Provided entries =
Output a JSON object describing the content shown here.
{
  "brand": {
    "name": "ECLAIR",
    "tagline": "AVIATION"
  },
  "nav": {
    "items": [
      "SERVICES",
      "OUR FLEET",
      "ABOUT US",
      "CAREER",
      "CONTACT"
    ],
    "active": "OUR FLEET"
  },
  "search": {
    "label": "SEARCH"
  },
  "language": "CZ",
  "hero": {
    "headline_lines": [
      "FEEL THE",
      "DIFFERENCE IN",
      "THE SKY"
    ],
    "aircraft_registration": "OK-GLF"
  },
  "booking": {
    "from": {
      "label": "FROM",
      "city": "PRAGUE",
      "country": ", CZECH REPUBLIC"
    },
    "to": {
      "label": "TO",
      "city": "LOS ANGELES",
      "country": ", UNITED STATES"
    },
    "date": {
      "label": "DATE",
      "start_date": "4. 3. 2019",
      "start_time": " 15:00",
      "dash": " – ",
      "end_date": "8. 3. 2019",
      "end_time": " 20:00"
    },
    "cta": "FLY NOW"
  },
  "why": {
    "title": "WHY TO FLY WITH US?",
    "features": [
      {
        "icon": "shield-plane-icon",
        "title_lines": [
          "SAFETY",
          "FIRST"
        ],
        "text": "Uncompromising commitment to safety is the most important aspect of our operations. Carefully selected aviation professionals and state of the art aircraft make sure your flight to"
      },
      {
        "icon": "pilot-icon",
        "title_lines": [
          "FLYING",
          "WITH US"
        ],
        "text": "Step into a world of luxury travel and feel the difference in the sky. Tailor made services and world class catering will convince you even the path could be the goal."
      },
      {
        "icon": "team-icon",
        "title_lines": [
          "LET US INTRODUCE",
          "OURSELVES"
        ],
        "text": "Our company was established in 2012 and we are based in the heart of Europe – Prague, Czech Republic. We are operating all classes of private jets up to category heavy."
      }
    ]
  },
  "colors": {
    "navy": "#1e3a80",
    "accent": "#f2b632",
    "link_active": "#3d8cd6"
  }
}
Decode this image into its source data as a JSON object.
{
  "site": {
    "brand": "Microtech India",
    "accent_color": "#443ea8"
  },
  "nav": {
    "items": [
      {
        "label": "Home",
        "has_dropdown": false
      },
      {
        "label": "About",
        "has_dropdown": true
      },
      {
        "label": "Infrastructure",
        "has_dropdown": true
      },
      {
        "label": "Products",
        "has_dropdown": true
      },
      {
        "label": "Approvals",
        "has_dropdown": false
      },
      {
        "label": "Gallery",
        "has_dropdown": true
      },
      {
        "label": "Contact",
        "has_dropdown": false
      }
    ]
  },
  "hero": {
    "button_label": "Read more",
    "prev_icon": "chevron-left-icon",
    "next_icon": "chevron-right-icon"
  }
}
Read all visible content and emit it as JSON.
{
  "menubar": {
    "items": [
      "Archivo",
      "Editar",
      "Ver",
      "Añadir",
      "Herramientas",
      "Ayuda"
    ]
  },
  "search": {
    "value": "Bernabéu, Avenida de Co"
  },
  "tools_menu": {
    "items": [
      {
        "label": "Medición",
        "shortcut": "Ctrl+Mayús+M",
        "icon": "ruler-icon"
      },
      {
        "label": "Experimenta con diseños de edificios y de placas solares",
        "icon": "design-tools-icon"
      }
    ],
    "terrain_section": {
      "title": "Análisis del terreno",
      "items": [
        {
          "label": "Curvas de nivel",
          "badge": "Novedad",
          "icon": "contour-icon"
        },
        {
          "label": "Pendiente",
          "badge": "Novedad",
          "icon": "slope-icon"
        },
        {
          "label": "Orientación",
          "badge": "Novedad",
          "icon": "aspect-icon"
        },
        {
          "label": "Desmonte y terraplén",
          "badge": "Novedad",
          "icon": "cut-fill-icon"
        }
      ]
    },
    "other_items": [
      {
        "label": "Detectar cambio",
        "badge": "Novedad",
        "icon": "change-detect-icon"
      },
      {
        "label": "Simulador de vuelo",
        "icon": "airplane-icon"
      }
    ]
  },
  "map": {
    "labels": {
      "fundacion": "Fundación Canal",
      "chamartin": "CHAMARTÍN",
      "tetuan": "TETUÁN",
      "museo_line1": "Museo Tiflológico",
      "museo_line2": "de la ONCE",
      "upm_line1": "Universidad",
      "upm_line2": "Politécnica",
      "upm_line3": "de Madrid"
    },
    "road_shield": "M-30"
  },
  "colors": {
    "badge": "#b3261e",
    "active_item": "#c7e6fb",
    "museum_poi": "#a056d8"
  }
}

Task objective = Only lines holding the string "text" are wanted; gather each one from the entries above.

Answer space =
        "text": "Uncompromising commitment to safety is the most important aspect of our operations. Carefully selected aviation professionals and state of the art aircraft make sure your flight to"
        "text": "Step into a world of luxury travel and feel the difference in the sky. Tailor made services and world class catering will convince you even the path could be the goal."
        "text": "Our company was established in 2012 and we are based in the heart of Europe – Prague, Czech Republic. We are operating all classes of private jets up to category heavy."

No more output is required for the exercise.